CAMBES-EN-PLAINE WAR CEMETERY
|Total identified casualties||223 Find these records|
|Casualties from||Second World War|
Cambes-en-Plaine is a village 7 kilometres north-west of Caen. Take the road from Caen towards Courseulles-sur-Mer, the D79, and turn off to the right 6 kilometres north of Caen on the D79B. This will bring you to the village centre of Cambes-en-Plaine opposite the church. Turn left towards the north side of the village and turn right after 500 metres. The War Cemetery will then be found after 350 metres on the right hand side.
The Allied offensive in north-western Europe began with the Normandy landings of 6 June 1944. A unit of the East Riding Yeomanry, R.A.C., in support of the 3rd British Infantry Division, reached the northern outskirts of Cambes-en-Plaine on the 9th June. Here they found the Germans dug in and the advance to Caen was halted. The original burials date from 8-12 July 1944, when the final attack on Caen (Operation Charnwood) was in progress. By noon on 9 July, most of Caen, north of the river Orne, had been captured. More than half of the burials here belong to the 59th (Staffordshire) Division, in particular units of The South Staffordshire Regiment and The North Staffordshire Regiment, which was involved in this battle.

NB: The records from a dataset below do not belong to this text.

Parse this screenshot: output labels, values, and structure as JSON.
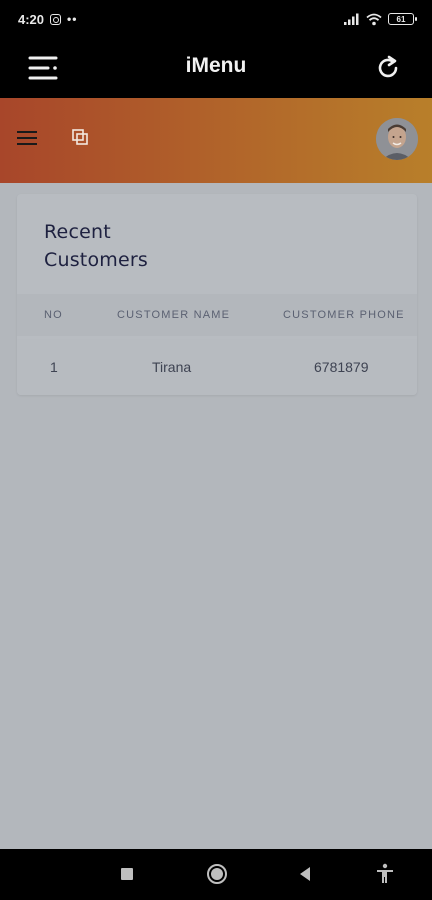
{
  "status_bar": {
    "time": "4:20",
    "dots": "••",
    "battery": "61"
  },
  "app_bar": {
    "title": "iMenu"
  },
  "recent_customers": {
    "title": "Recent Customers",
    "columns": [
      "NO",
      "CUSTOMER NAME",
      "CUSTOMER PHONE"
    ],
    "rows": [
      {
        "no": "1",
        "name": "Tirana",
        "phone": "6781879"
      }
    ]
  },
  "colors": {
    "header_gradient_start": "#a8462a",
    "header_gradient_end": "#b87f2a",
    "background": "#b3b7bc",
    "title_text": "#1e2140"
  },
  "icons": {
    "menu": "menu-lines-icon",
    "refresh": "refresh-icon",
    "hamburger": "hamburger-icon",
    "windows": "windows-icon",
    "avatar": "user-avatar",
    "nav_recent": "square-icon",
    "nav_home": "circle-icon",
    "nav_back": "triangle-back-icon",
    "nav_accessibility": "accessibility-icon"
  }
}
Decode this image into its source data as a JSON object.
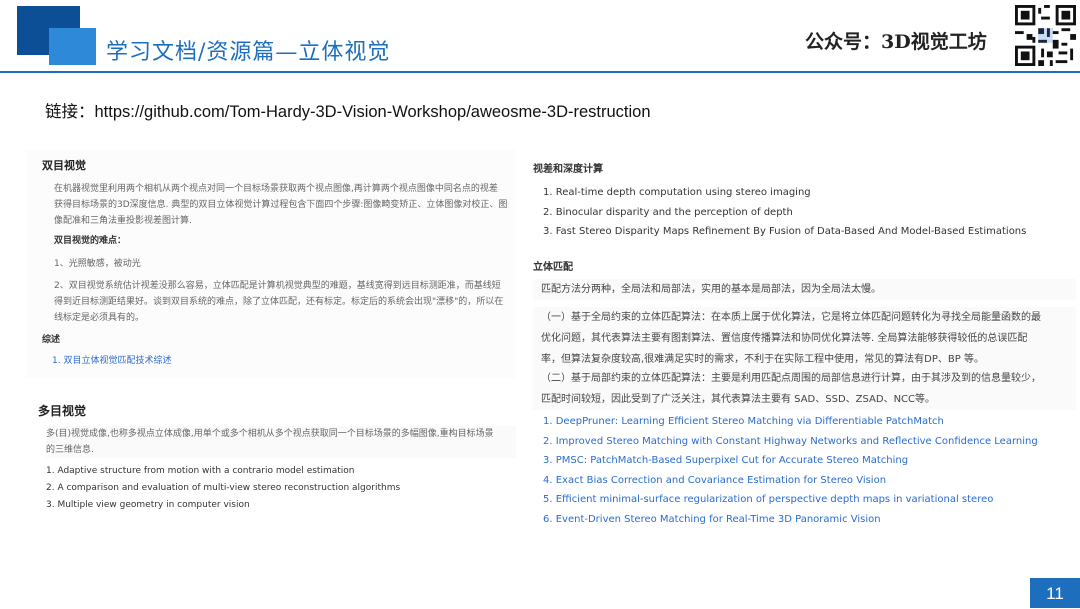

The cemetery contains 224 Second World War burials. It was designed by P.D. Hepworth.